Petrol and diesel vehicle sales drop while electric vehicle purchases are up 114 per cent on last year
New car sales in the UK fell to their lowest in six years, according to the Society of Motor Manufacturers and Traders.
Figures just released show sales last year dropped 2.4 per cent to 2.3m vehicles; the third consecutive annual fall. The decline in petrol and diesel car purchases has been put down to increasing restrictions – such as limits on older diesel vehicles going into city centres - and domestic economic uncertainty.
If the UK and EU fail to reach post Brexit trade terms, tariffs will make UK car sales more expensive, and push the price of imports from the major EU manufacturers such as Germany, France and Italy up. “Undoubtedly consumer confidence on big-ticket items is still very weak,” said SMMT chief executive Mike Hawes.
However, alternatively fuelled vehicles took a record 7.4 per cent market share, dominated by a 17 per cent rise for hybrid vehicles to 97,850 units. Registrations of battery-electric cars surged to record levels, up 144 per cent with a further 23 new models set to hit showrooms this year, says SMMT, but they still only account for 1.6 per cent share of the market.
The UK is Europe’s second biggest car market behind Germany.

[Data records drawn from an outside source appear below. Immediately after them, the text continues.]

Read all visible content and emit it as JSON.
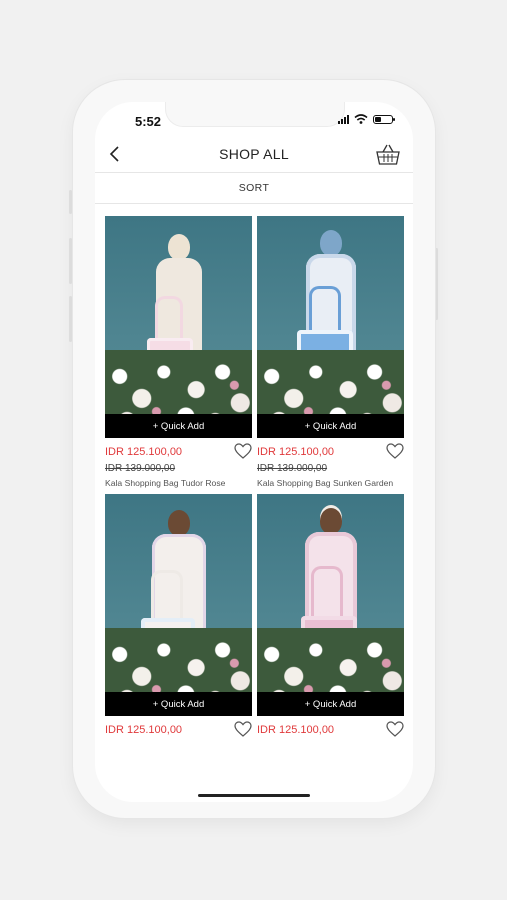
{
  "status": {
    "time": "5:52"
  },
  "nav": {
    "title": "SHOP ALL"
  },
  "sort": {
    "label": "SORT"
  },
  "quick_add_label": "+ Quick Add",
  "products": [
    {
      "price": "IDR 125.100,00",
      "old_price": "IDR 139.000,00",
      "name": "Kala Shopping Bag Tudor Rose"
    },
    {
      "price": "IDR 125.100,00",
      "old_price": "IDR 139.000,00",
      "name": "Kala Shopping Bag Sunken Garden"
    },
    {
      "price": "IDR 125.100,00",
      "old_price": "",
      "name": ""
    },
    {
      "price": "IDR 125.100,00",
      "old_price": "",
      "name": ""
    }
  ],
  "colors": {
    "sale_price": "#e0393b",
    "quick_add_bg": "#000000",
    "photo_bg": "#4f8591"
  }
}
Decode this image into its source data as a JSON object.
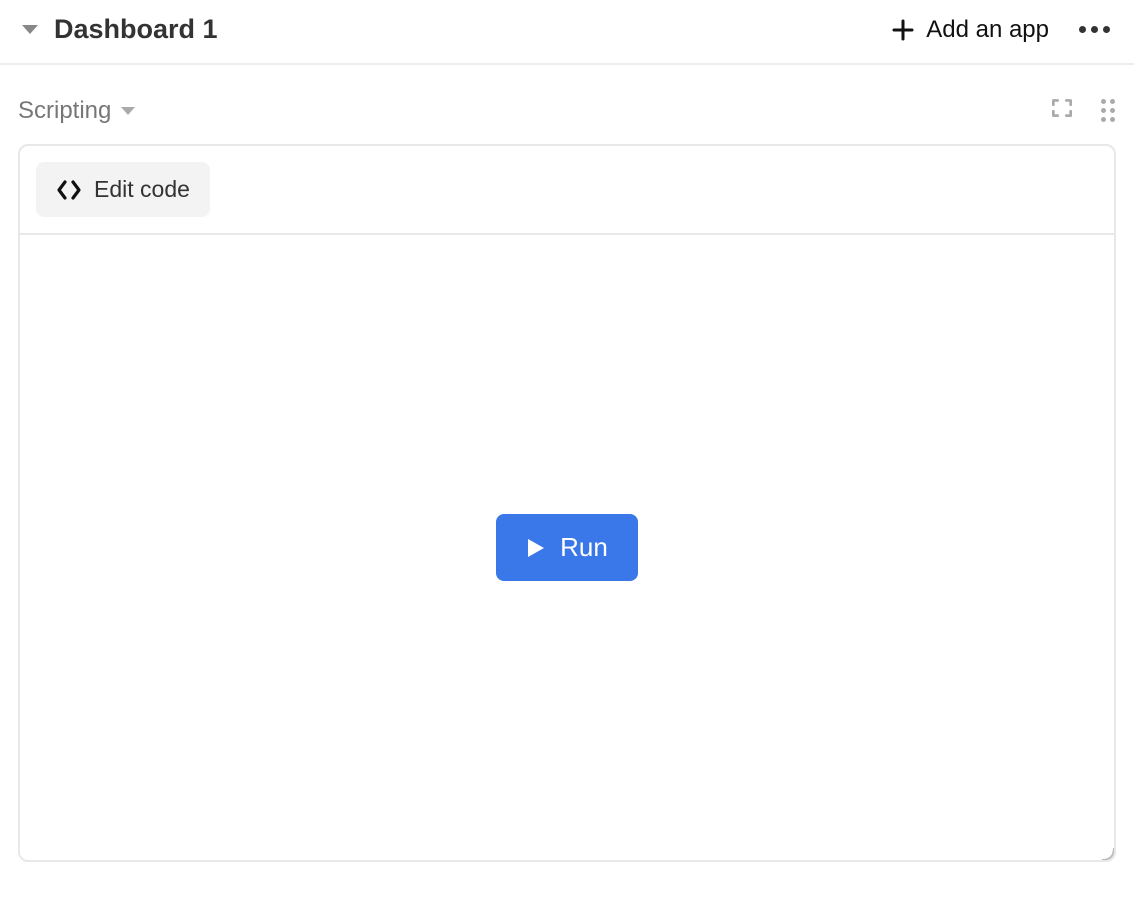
{
  "header": {
    "title": "Dashboard 1",
    "add_app_label": "Add an app"
  },
  "subheader": {
    "scripting_label": "Scripting"
  },
  "panel": {
    "edit_code_label": "Edit code",
    "run_label": "Run"
  }
}
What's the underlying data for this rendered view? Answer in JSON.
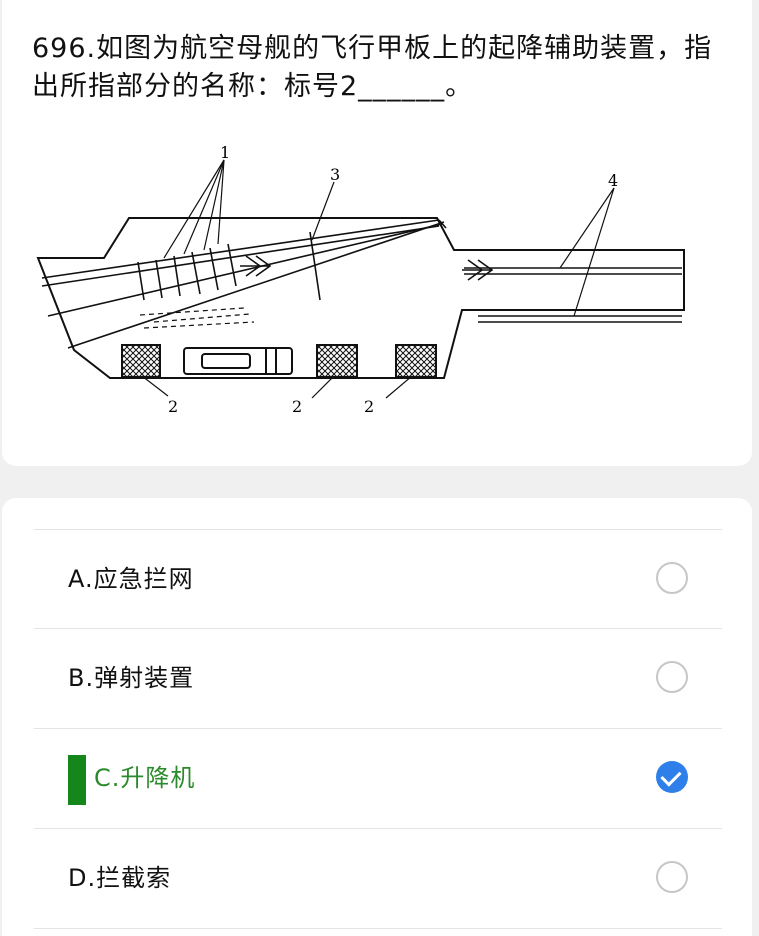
{
  "question": {
    "text": "696.如图为航空母舰的飞行甲板上的起降辅助装置，指出所指部分的名称：标号2______。"
  },
  "figure": {
    "callouts": {
      "label_1": "1",
      "label_3": "3",
      "label_4": "4",
      "label_2a": "2",
      "label_2b": "2",
      "label_2c": "2"
    }
  },
  "options": [
    {
      "label": "A.应急拦网",
      "selected": false
    },
    {
      "label": "B.弹射装置",
      "selected": false
    },
    {
      "label": "C.升降机",
      "selected": true
    },
    {
      "label": "D.拦截索",
      "selected": false
    }
  ],
  "colors": {
    "selected_bar": "#14861a",
    "selected_text": "#2b8a2b",
    "check_fill": "#2f7fea"
  }
}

FURTHER READING: Sales of electric cars surge in the UK
FURTHER READING: Tesla unveils record deliveries in Q4